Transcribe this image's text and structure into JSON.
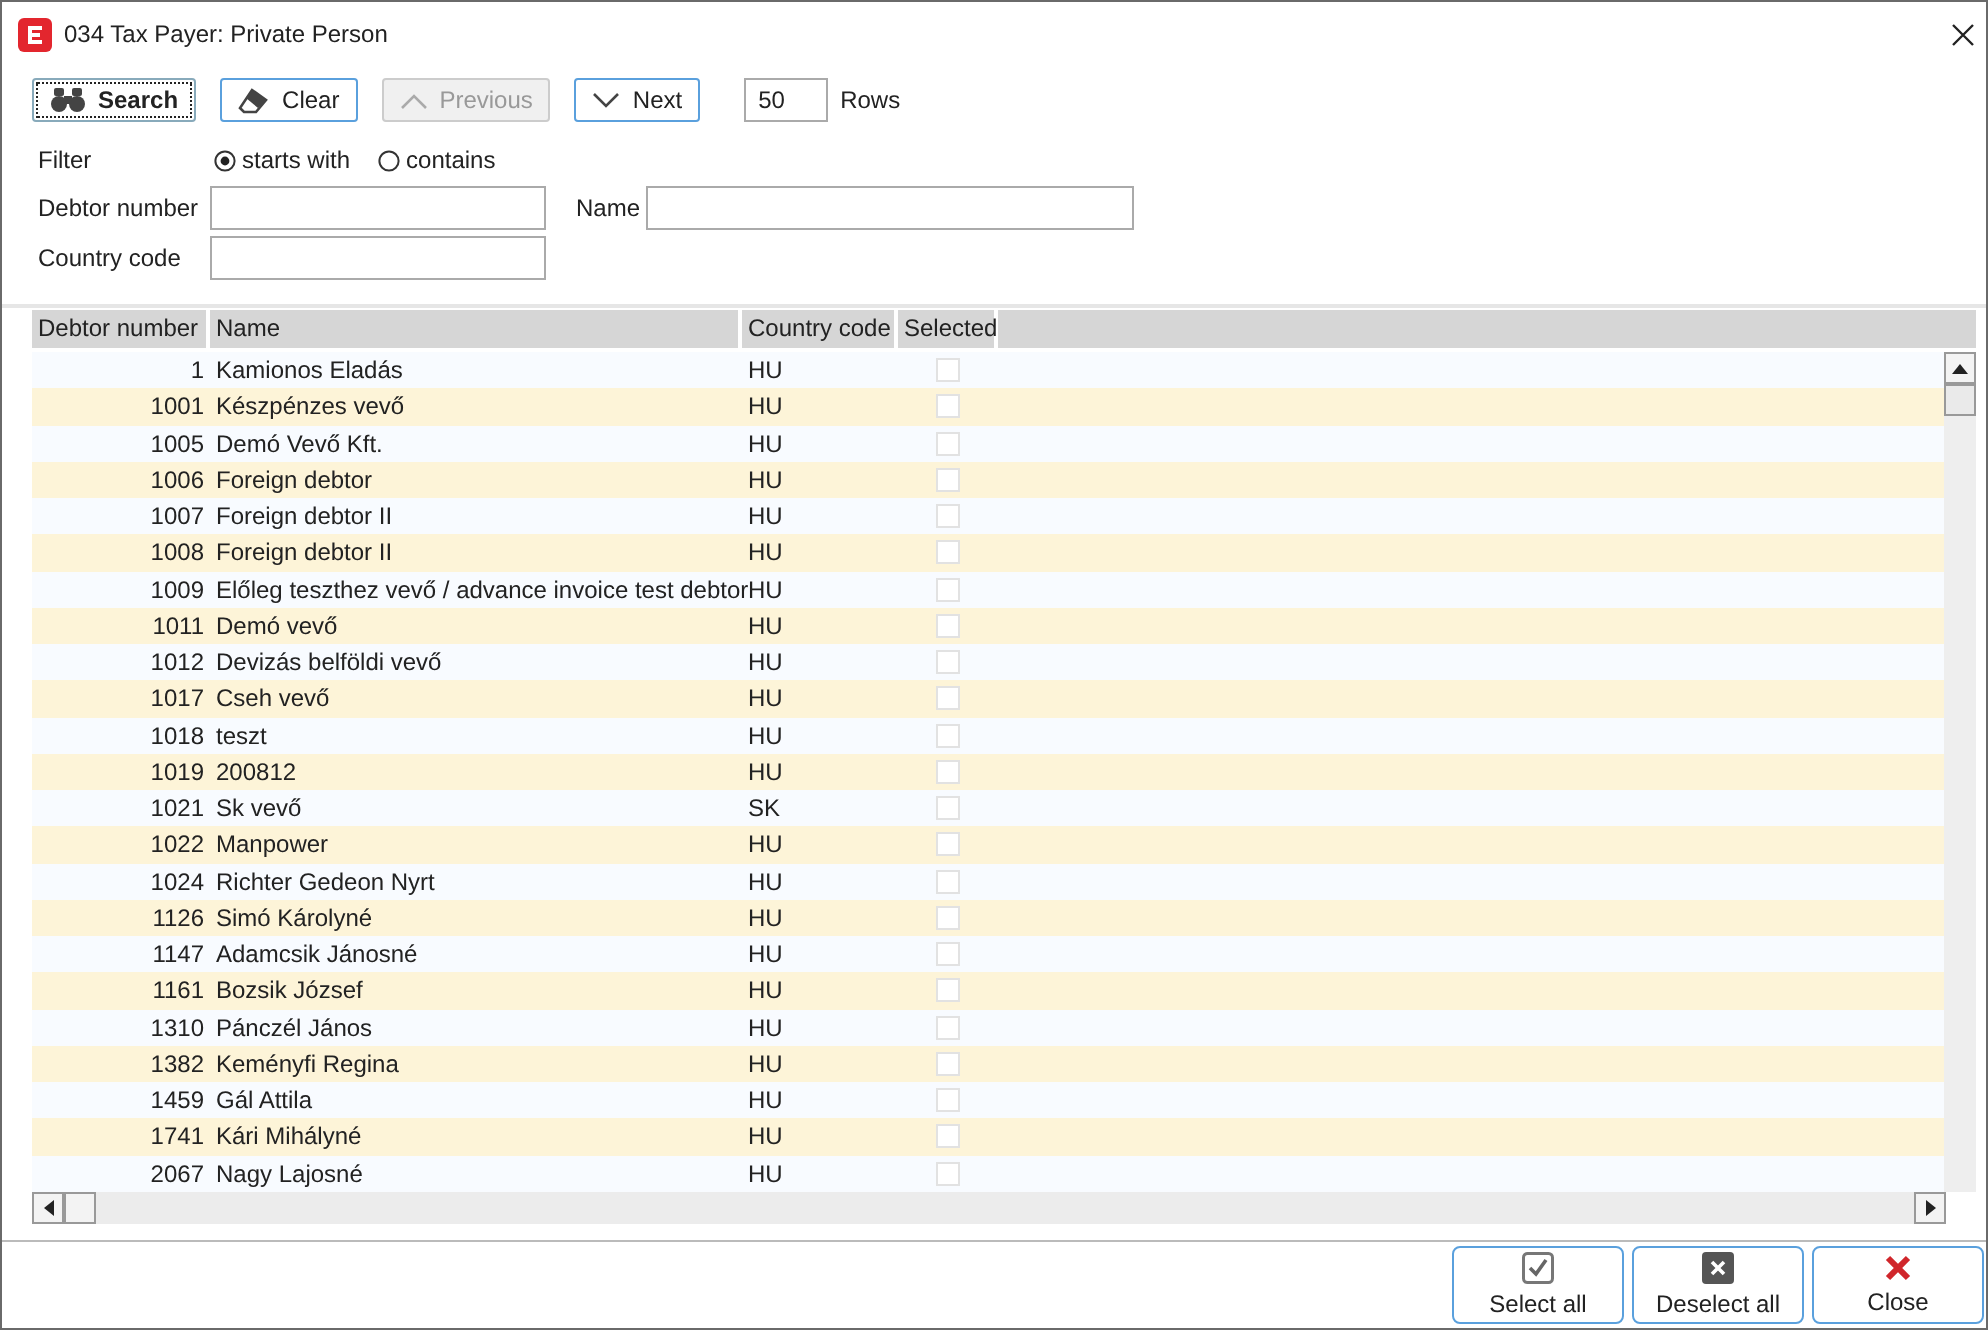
{
  "window": {
    "title": "034 Tax Payer: Private Person"
  },
  "toolbar": {
    "buttons": [
      {
        "kind": "search",
        "label": "Search",
        "disabled": false,
        "focused": true
      },
      {
        "kind": "clear",
        "label": "Clear",
        "disabled": false,
        "focused": false
      },
      {
        "kind": "previous",
        "label": "Previous",
        "disabled": true,
        "focused": false
      },
      {
        "kind": "next",
        "label": "Next",
        "disabled": false,
        "focused": false
      }
    ],
    "rows_value": "50",
    "rows_label": "Rows"
  },
  "filter": {
    "label": "Filter",
    "options": [
      {
        "label": "starts with",
        "selected": true
      },
      {
        "label": "contains",
        "selected": false
      }
    ]
  },
  "fields": [
    {
      "label": "Debtor number"
    },
    {
      "label": "Name"
    },
    {
      "label": "Country code"
    }
  ],
  "table": {
    "columns": [
      "Debtor number",
      "Name",
      "Country code",
      "Selected"
    ],
    "rows": [
      {
        "debtor_number": "1",
        "name": "Kamionos Eladás",
        "country_code": "HU",
        "selected": false
      },
      {
        "debtor_number": "1001",
        "name": "Készpénzes vevő",
        "country_code": "HU",
        "selected": false
      },
      {
        "debtor_number": "1005",
        "name": "Demó Vevő Kft.",
        "country_code": "HU",
        "selected": false
      },
      {
        "debtor_number": "1006",
        "name": "Foreign debtor",
        "country_code": "HU",
        "selected": false
      },
      {
        "debtor_number": "1007",
        "name": "Foreign debtor II",
        "country_code": "HU",
        "selected": false
      },
      {
        "debtor_number": "1008",
        "name": "Foreign debtor II",
        "country_code": "HU",
        "selected": false
      },
      {
        "debtor_number": "1009",
        "name": "Előleg teszthez vevő / advance invoice test debtor",
        "country_code": "HU",
        "selected": false
      },
      {
        "debtor_number": "1011",
        "name": "Demó vevő",
        "country_code": "HU",
        "selected": false
      },
      {
        "debtor_number": "1012",
        "name": "Devizás belföldi vevő",
        "country_code": "HU",
        "selected": false
      },
      {
        "debtor_number": "1017",
        "name": "Cseh vevő",
        "country_code": "HU",
        "selected": false
      },
      {
        "debtor_number": "1018",
        "name": "teszt",
        "country_code": "HU",
        "selected": false
      },
      {
        "debtor_number": "1019",
        "name": "200812",
        "country_code": "HU",
        "selected": false
      },
      {
        "debtor_number": "1021",
        "name": "Sk vevő",
        "country_code": "SK",
        "selected": false
      },
      {
        "debtor_number": "1022",
        "name": "Manpower",
        "country_code": "HU",
        "selected": false
      },
      {
        "debtor_number": "1024",
        "name": "Richter Gedeon Nyrt",
        "country_code": "HU",
        "selected": false
      },
      {
        "debtor_number": "1126",
        "name": "Simó Károlyné",
        "country_code": "HU",
        "selected": false
      },
      {
        "debtor_number": "1147",
        "name": "Adamcsik Jánosné",
        "country_code": "HU",
        "selected": false
      },
      {
        "debtor_number": "1161",
        "name": "Bozsik József",
        "country_code": "HU",
        "selected": false
      },
      {
        "debtor_number": "1310",
        "name": "Pánczél János",
        "country_code": "HU",
        "selected": false
      },
      {
        "debtor_number": "1382",
        "name": "Keményfi Regina",
        "country_code": "HU",
        "selected": false
      },
      {
        "debtor_number": "1459",
        "name": "Gál Attila",
        "country_code": "HU",
        "selected": false
      },
      {
        "debtor_number": "1741",
        "name": "Kári Mihályné",
        "country_code": "HU",
        "selected": false
      },
      {
        "debtor_number": "2067",
        "name": "Nagy Lajosné",
        "country_code": "HU",
        "selected": false
      }
    ]
  },
  "footer": {
    "buttons": [
      {
        "kind": "select_all",
        "label": "Select all"
      },
      {
        "kind": "deselect_all",
        "label": "Deselect all"
      },
      {
        "kind": "close",
        "label": "Close"
      }
    ]
  }
}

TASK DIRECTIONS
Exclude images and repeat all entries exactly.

COMPLETED TASK
Transcribe this image's text and structure into JSON.
{
  "window": {
    "title": "034 Tax Payer: Private Person"
  },
  "toolbar": {
    "buttons": [
      {
        "kind": "search",
        "label": "Search",
        "disabled": false,
        "focused": true
      },
      {
        "kind": "clear",
        "label": "Clear",
        "disabled": false,
        "focused": false
      },
      {
        "kind": "previous",
        "label": "Previous",
        "disabled": true,
        "focused": false
      },
      {
        "kind": "next",
        "label": "Next",
        "disabled": false,
        "focused": false
      }
    ],
    "rows_value": "50",
    "rows_label": "Rows"
  },
  "filter": {
    "label": "Filter",
    "options": [
      {
        "label": "starts with",
        "selected": true
      },
      {
        "label": "contains",
        "selected": false
      }
    ]
  },
  "fields": [
    {
      "label": "Debtor number"
    },
    {
      "label": "Name"
    },
    {
      "label": "Country code"
    }
  ],
  "table": {
    "columns": [
      "Debtor number",
      "Name",
      "Country code",
      "Selected"
    ],
    "rows": [
      {
        "debtor_number": "1",
        "name": "Kamionos Eladás",
        "country_code": "HU",
        "selected": false
      },
      {
        "debtor_number": "1001",
        "name": "Készpénzes vevő",
        "country_code": "HU",
        "selected": false
      },
      {
        "debtor_number": "1005",
        "name": "Demó Vevő Kft.",
        "country_code": "HU",
        "selected": false
      },
      {
        "debtor_number": "1006",
        "name": "Foreign debtor",
        "country_code": "HU",
        "selected": false
      },
      {
        "debtor_number": "1007",
        "name": "Foreign debtor II",
        "country_code": "HU",
        "selected": false
      },
      {
        "debtor_number": "1008",
        "name": "Foreign debtor II",
        "country_code": "HU",
        "selected": false
      },
      {
        "debtor_number": "1009",
        "name": "Előleg teszthez vevő / advance invoice test debtor",
        "country_code": "HU",
        "selected": false
      },
      {
        "debtor_number": "1011",
        "name": "Demó vevő",
        "country_code": "HU",
        "selected": false
      },
      {
        "debtor_number": "1012",
        "name": "Devizás belföldi vevő",
        "country_code": "HU",
        "selected": false
      },
      {
        "debtor_number": "1017",
        "name": "Cseh vevő",
        "country_code": "HU",
        "selected": false
      },
      {
        "debtor_number": "1018",
        "name": "teszt",
        "country_code": "HU",
        "selected": false
      },
      {
        "debtor_number": "1019",
        "name": "200812",
        "country_code": "HU",
        "selected": false
      },
      {
        "debtor_number": "1021",
        "name": "Sk vevő",
        "country_code": "SK",
        "selected": false
      },
      {
        "debtor_number": "1022",
        "name": "Manpower",
        "country_code": "HU",
        "selected": false
      },
      {
        "debtor_number": "1024",
        "name": "Richter Gedeon Nyrt",
        "country_code": "HU",
        "selected": false
      },
      {
        "debtor_number": "1126",
        "name": "Simó Károlyné",
        "country_code": "HU",
        "selected": false
      },
      {
        "debtor_number": "1147",
        "name": "Adamcsik Jánosné",
        "country_code": "HU",
        "selected": false
      },
      {
        "debtor_number": "1161",
        "name": "Bozsik József",
        "country_code": "HU",
        "selected": false
      },
      {
        "debtor_number": "1310",
        "name": "Pánczél János",
        "country_code": "HU",
        "selected": false
      },
      {
        "debtor_number": "1382",
        "name": "Keményfi Regina",
        "country_code": "HU",
        "selected": false
      },
      {
        "debtor_number": "1459",
        "name": "Gál Attila",
        "country_code": "HU",
        "selected": false
      },
      {
        "debtor_number": "1741",
        "name": "Kári Mihályné",
        "country_code": "HU",
        "selected": false
      },
      {
        "debtor_number": "2067",
        "name": "Nagy Lajosné",
        "country_code": "HU",
        "selected": false
      }
    ]
  },
  "footer": {
    "buttons": [
      {
        "kind": "select_all",
        "label": "Select all"
      },
      {
        "kind": "deselect_all",
        "label": "Deselect all"
      },
      {
        "kind": "close",
        "label": "Close"
      }
    ]
  }
}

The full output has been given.